I know the question you have. I’ve been asked it multiple times..how do I avoid this experience altogether? The answer to that is, you can’t. Everyone is susceptible to being gaslit and it doesn’t mean that you are stupid or unaware. Manipulation is insidious and some people are simply good at it so the better question is, what lowers your chances of experiencing it?
Awareness of Self: Do you know and trust yourself, your internal world and lived experiences?
Check Yourself: Are you good at checking yourself on your own shitty behaviors?
Self-Validation: Can you self-sooth and talk to yourself in a way that is supportive?
Awareness of Others: Can you identify red flags (lying, inconsistent behavior, cheating, manipulation, deceit, etc) in others and call them out on it? (And LEAVE when you need to?) Most importantly, can you identify green flags (honesty, kindness, shows up, respectful, listens, calls themselves out on issues)?
Assertiveness: Can you speak up for yourself and ask for behavioral changes?
Boundaries: Can you enact consequences when boundaries (behavioral changes you’ve asked for) are crossed?
Support: Do you have enough support in your life that you don’t feel you NEED an individual?
Vulnerability Factors: Can you identify what may make you more suspecible to not being able to engage in some of what’s listed above? Your own trauma history, grieving, chronic illness, unidentified belief sets, loneliness, stress, pandemic, racial unrest, etc.

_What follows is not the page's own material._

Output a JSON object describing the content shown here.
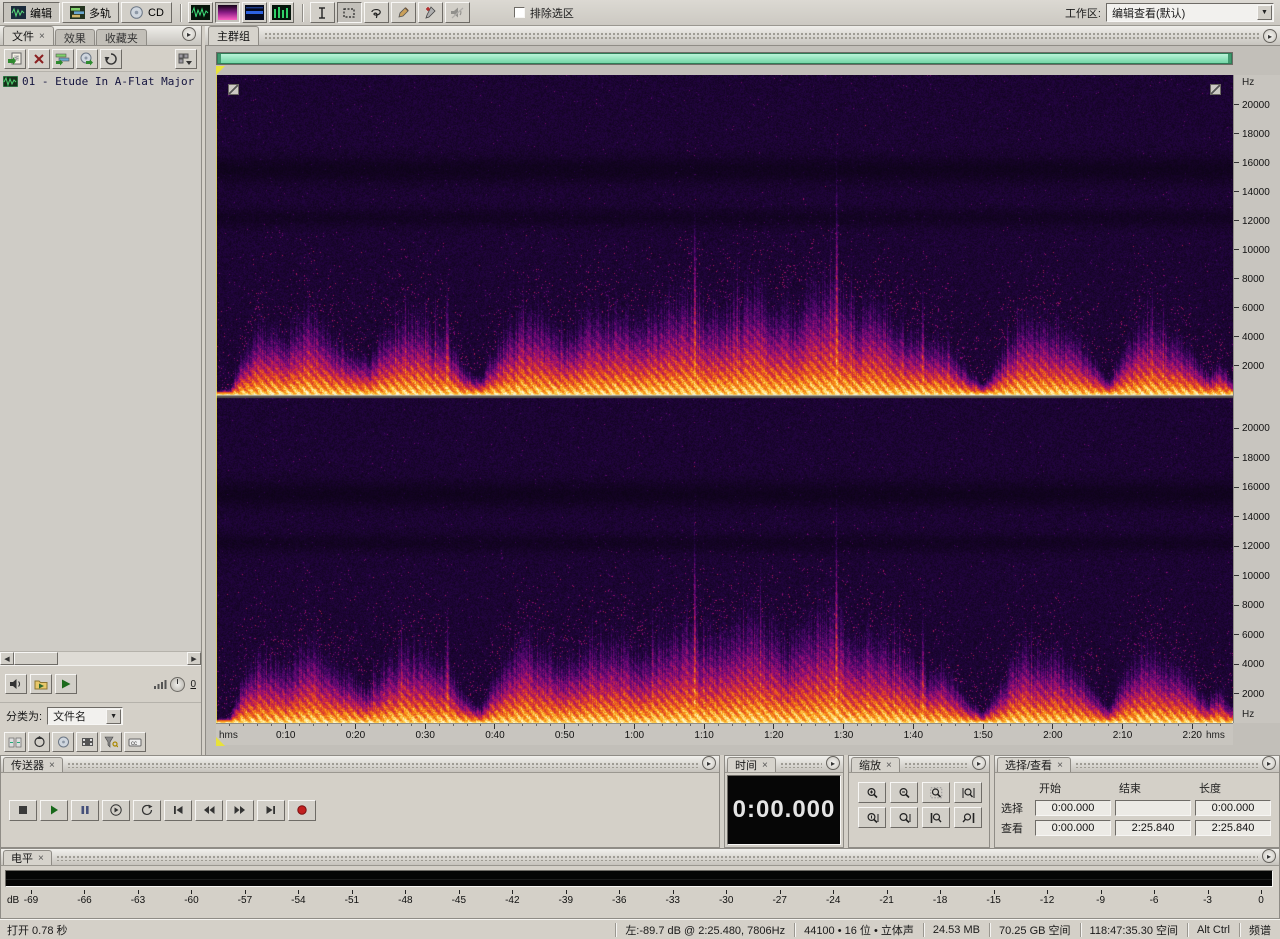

And of course, therapy always helps with the things listed here (and more) as this list is not the be all end all. Keep thinking on it.